I am not sure that I agree these are the top ten landmarks. Apart from Uluru and Kakadu it is very Eastern Coast centric. What about something from Western Australia – the Pinnacles perhaps or the Bungle Bungles or even the entire Kimberley region. It is a great list of things to see nevertheless.
KathyJune 22, 2018
I totally agree Lyn. I think the places you have mentioned definitely deserve a place in the top ten. These are the top ten places that my research revealed and I could easily come up with 10 alternate ones! Cable Beach ranked pretty high too, but like the rest of the places it’s fairly touristy.
Life Images by Jill, West AustraliaFebruary 28, 2022
7 out of 10 – not too bad. Not sure when I will get to tick off the others. Happy and safe travels Kathy.
KathyMarch 1, 2022
That is very impressive Jill.

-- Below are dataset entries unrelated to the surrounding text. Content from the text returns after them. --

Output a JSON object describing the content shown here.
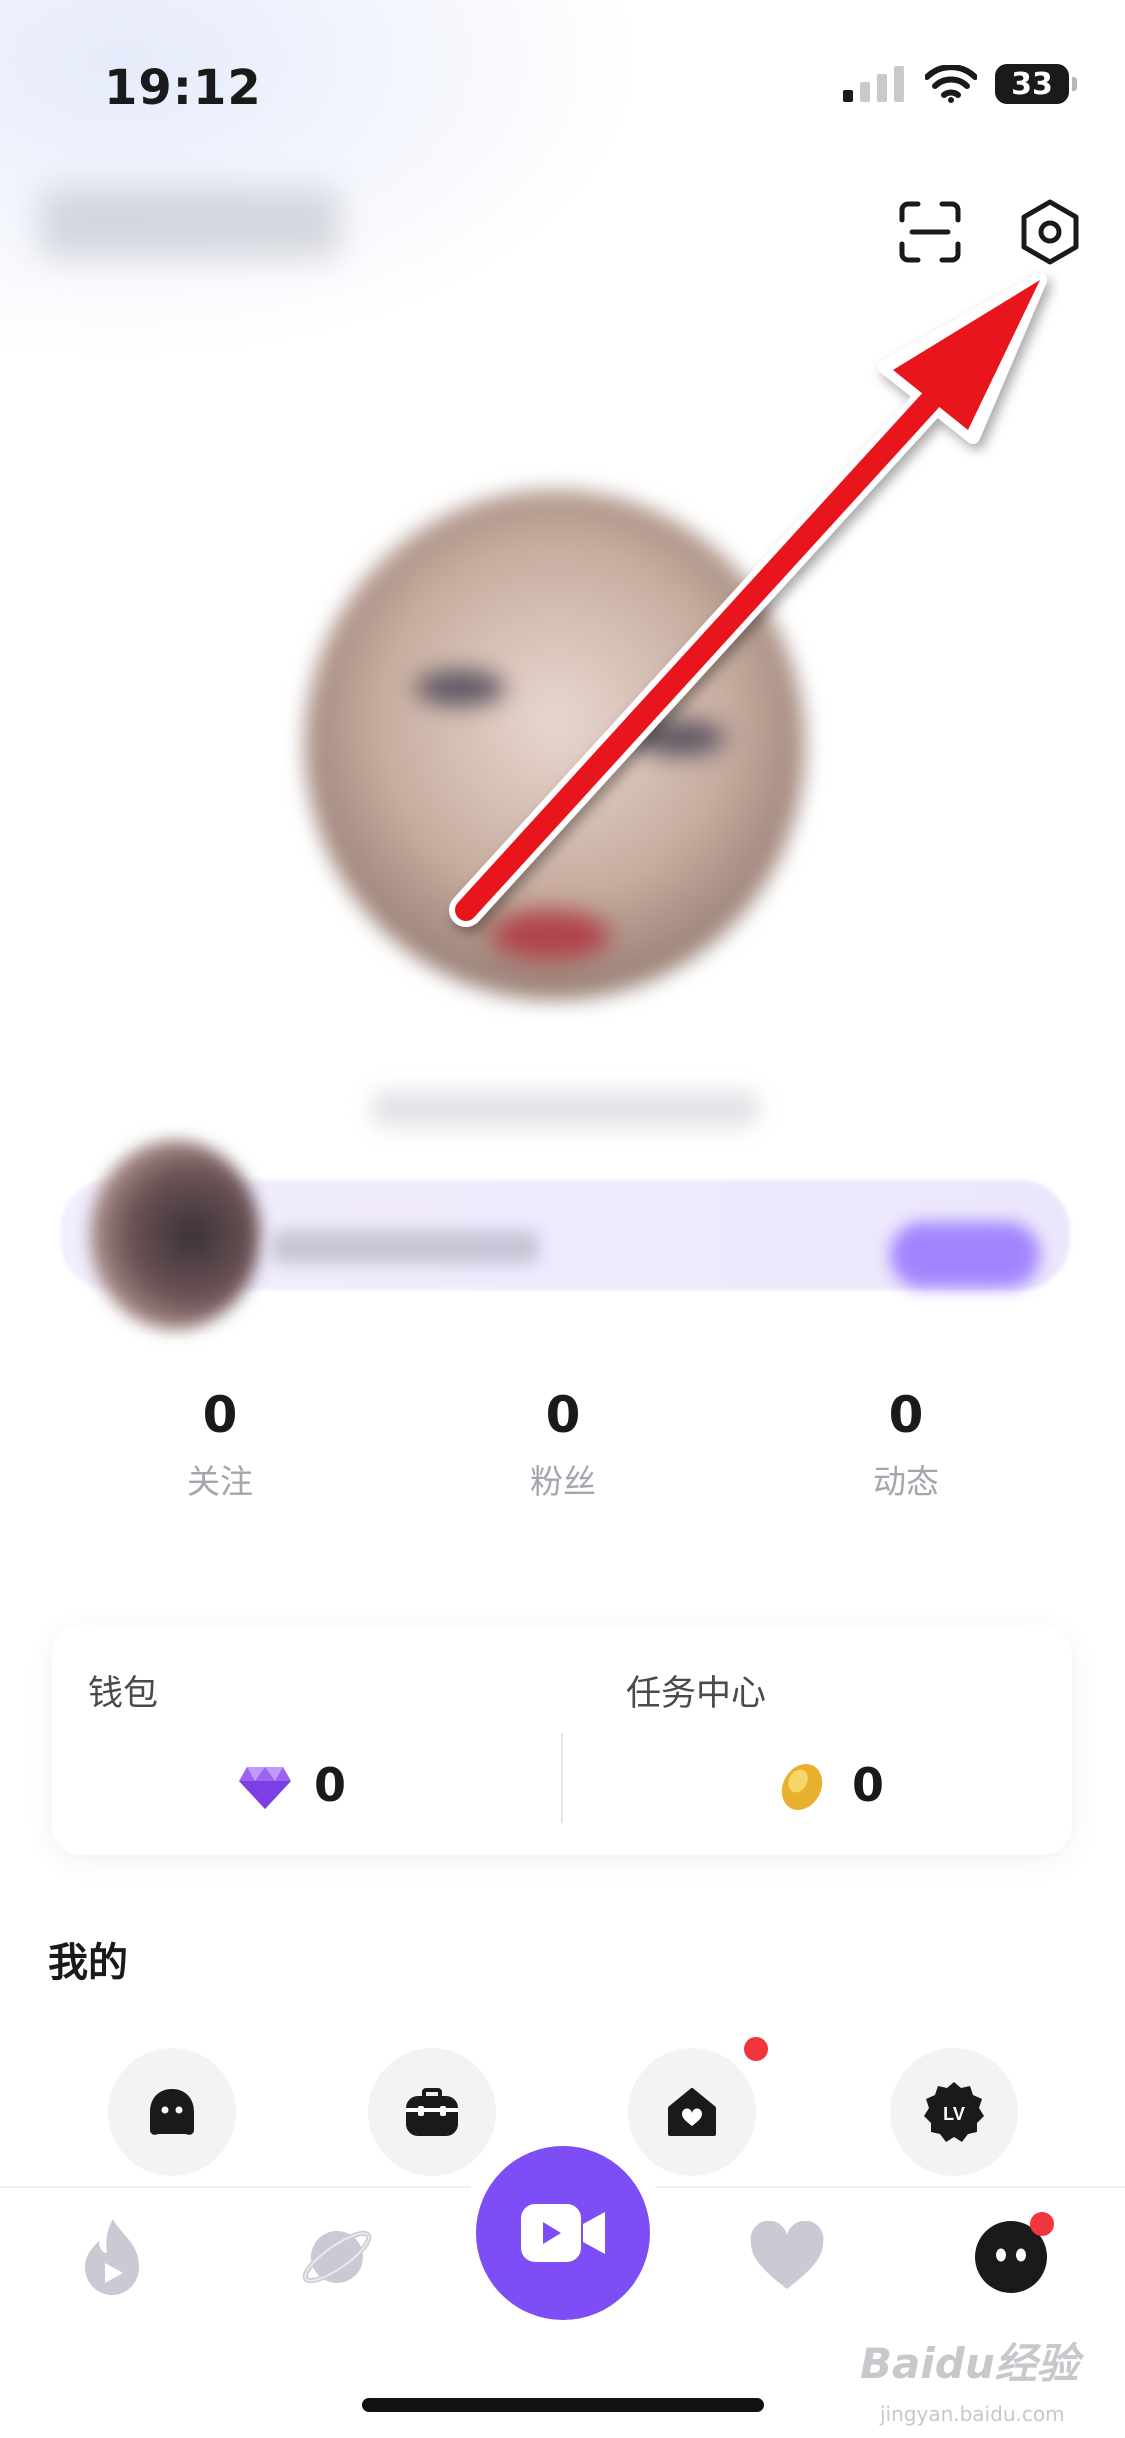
{
  "status_bar": {
    "time": "19:12",
    "battery": "33",
    "icons": [
      "cellular-signal-icon",
      "wifi-icon",
      "battery-icon"
    ]
  },
  "header": {
    "icons": [
      "scan-icon",
      "settings-icon"
    ]
  },
  "stats": [
    {
      "value": "0",
      "label": "关注"
    },
    {
      "value": "0",
      "label": "粉丝"
    },
    {
      "value": "0",
      "label": "动态"
    }
  ],
  "wallet": {
    "left_label": "钱包",
    "left_value": "0",
    "left_icon": "diamond-icon",
    "right_label": "任务中心",
    "right_value": "0",
    "right_icon": "bean-coin-icon"
  },
  "my_section": {
    "title": "我的",
    "items": [
      {
        "icon": "ghost-icon"
      },
      {
        "icon": "backpack-icon"
      },
      {
        "icon": "heart-house-icon",
        "badge": true
      },
      {
        "icon": "level-badge-icon",
        "text": "LV"
      }
    ]
  },
  "tabbar": {
    "items": [
      "flame-play-icon",
      "planet-icon",
      "video-camera-icon",
      "heart-icon",
      "profile-ghost-icon"
    ]
  },
  "watermark": {
    "brand": "Baidu经验",
    "sub": "jingyan.baidu.com"
  },
  "colors": {
    "accent": "#7d4df5",
    "badge": "#f2343c",
    "muted_text": "#a3a6ad",
    "arrow": "#e8141b"
  }
}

I still have a few to see as well. Let’s hope we’re able to get around to see them in the not too distant future.